Source: Publisher
Rating: 4/5

Thirteen different genre writing and thinking writers all come together to contribute to this collection of essays – as the title suggests, about movies. If you are a film aficionado and also love reading about movies, then this book is sure meant for you. The Popcorn Essayists is a compilation of 13 essays centred around films, the way they are made and how they are perceived by the audience – in this case the writers.

The contributing writers include Manjula Padmanabhan, Manil Suri, Kamila Shamssie, Anjum Hasan, Amitava Kumar, Namita Gokhale, Jai Arjun Singh (the editor of this collection), Musharraf Ali Farooqi, Madhulika Liddle, Sidin Vadukut, Rajoshri Chakraborti, Sumana Roy and Jaishree Misra. The reason I have mentioned all names is for you to understand the variety that this book provides and the themes it touches – from Art House Cinema (as it was termed in the days gone by) to a day in the life of a writer as a Helen Cabaret Dancer to a writer’s experience about watching Satya, this book has it all.

What I loved about the book while reading it was that I immediately wanted to see all the movies recommended by the writers, even if I had seen some of them some time ago, I still wanted a re-viewing and only to understand the essays better.  When a group of writers come together to contribute to any collection, it is so important to see that the ideas merge and the flow is consistent, and it is with this precision that the editor delivers on this book. The writing is crisp and sharp and to the point, without forcing any opinions down the readers’ throat. At some point though some essays do get technical, but I guess that could not have been avoided, considering the topic.

Movies are magic and we are all aware of that fact. The book attempts I think to introduce us to different genres of movies, like I said without sounding condescending or patronizing. It is about the nuances that are noticed while watching a loud Punjabi Masala Movie or at the same time about the experiences of another author while viewing the works of Finland’s Kaurismäki Brothers and their impact and contribution to world cinema.
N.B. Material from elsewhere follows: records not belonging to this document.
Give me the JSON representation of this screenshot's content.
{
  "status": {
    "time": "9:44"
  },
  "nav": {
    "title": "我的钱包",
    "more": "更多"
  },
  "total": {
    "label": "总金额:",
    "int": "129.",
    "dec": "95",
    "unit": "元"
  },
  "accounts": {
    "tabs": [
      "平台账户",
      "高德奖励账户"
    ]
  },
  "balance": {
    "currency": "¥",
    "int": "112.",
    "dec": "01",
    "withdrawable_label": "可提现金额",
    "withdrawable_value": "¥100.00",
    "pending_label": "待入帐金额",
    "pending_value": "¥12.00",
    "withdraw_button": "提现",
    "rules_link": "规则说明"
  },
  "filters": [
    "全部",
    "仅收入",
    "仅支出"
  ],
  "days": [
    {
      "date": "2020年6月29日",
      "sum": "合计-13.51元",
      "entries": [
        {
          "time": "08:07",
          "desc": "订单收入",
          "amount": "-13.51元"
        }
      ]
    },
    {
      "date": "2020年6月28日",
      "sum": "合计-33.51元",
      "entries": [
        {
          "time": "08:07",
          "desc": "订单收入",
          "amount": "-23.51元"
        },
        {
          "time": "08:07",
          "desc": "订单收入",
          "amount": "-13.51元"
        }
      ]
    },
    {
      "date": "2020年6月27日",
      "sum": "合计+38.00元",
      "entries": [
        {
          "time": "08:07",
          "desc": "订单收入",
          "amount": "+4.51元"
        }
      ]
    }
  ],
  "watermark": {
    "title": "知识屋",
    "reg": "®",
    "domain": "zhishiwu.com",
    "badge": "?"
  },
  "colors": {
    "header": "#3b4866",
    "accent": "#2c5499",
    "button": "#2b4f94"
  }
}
All in all, The Popcorn Essayists is a book that must be read for the love of cinema or for the joy of reading and in the process, discovering some great cinema.

You can buy the book here on Flipkart